Nolan continues his ingenuity for throwing a casting curveball with Harry Styles – And I for one can’t wait to see the pop star’s performance.
Nolan’s films are by no means straightforward stories, literally. Memento is probably the best example of this; written by his brother Jonathan Nolan, the psychological thriller starts with the end scene and ends with the beginning of the story; this is because it’s structured as a non-linear narrative. Whilst the film is playing in reverse, every 15-minutes (which is in sync with how long Guy Pearce’s character’s memory lasts) a chronological scene is inserted, so our perception of the film is as fragmented as the main character’s. Nolan cleverly uses strong visual cues such as extreme close-ups and black & white photography to help the audience decipher key clues and define the order of sequence. Check out this rad video from A-A-RONproductions that explains in more depth:

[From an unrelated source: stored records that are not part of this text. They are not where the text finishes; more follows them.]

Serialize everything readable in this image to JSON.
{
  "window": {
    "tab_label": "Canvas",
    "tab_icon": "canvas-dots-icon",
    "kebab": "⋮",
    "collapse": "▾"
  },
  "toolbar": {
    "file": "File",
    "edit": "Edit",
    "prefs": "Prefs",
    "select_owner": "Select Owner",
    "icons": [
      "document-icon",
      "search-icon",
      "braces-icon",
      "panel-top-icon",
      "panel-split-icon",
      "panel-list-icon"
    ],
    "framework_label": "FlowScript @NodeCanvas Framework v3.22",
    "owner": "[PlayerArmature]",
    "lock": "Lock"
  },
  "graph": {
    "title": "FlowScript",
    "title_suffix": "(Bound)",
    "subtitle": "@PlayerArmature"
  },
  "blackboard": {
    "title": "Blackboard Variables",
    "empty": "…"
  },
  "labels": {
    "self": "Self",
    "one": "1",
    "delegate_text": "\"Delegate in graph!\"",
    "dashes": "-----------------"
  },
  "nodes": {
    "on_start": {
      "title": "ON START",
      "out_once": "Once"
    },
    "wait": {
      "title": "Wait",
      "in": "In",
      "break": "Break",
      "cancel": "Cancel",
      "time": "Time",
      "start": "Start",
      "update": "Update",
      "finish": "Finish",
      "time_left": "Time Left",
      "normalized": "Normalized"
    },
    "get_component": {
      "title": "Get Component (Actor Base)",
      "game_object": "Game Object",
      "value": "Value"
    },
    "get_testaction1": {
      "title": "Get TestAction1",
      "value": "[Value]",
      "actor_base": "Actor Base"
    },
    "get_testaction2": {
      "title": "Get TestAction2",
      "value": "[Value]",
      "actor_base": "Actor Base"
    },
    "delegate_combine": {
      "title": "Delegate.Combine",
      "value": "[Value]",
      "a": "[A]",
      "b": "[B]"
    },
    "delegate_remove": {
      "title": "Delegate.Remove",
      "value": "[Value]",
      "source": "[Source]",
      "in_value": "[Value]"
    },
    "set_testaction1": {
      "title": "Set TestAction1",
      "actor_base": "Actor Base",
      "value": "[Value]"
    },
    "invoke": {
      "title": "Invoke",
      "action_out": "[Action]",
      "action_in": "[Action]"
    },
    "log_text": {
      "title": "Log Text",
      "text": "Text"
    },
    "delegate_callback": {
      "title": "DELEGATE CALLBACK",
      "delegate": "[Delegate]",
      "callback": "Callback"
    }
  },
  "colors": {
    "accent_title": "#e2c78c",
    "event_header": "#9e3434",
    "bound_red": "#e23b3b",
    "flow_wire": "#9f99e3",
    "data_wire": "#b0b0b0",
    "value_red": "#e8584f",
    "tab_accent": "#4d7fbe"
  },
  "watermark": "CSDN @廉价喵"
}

With a plethora of absolute classics to choose from it’s entirely subjective which Christopher Nolan movie you deem quintessential. For me, it has to be The Dark Knight. I genuinely regard Batman Begins as such a definitive movie in not only its genre but also personally; the real world aesthetic Nolan injected into Begins along with the most believable Batman we ever saw at that point finally gave me a comic-book movie to cherish. Then The Dark Knight comes along and it’s essentially what The Godfather Part II is to The Godfather; The Empire Strikes Back to Star Wars.
Whilst many sequels fall down the wayside buckling under the weight of audiences expectations, the rare few actually outdo their predecessors in every department. The Dark Knight enters that pantheon, raising the stakes tenfold it stands firmly as the best and most uncompromising movie of its genre.
If you got down to the end thanks for reading this week’s Spotlight On! If you fancy reminiscing about The Dark Knight with me hit me up in the comments below and be sure to let us know what you think about Dunkirk.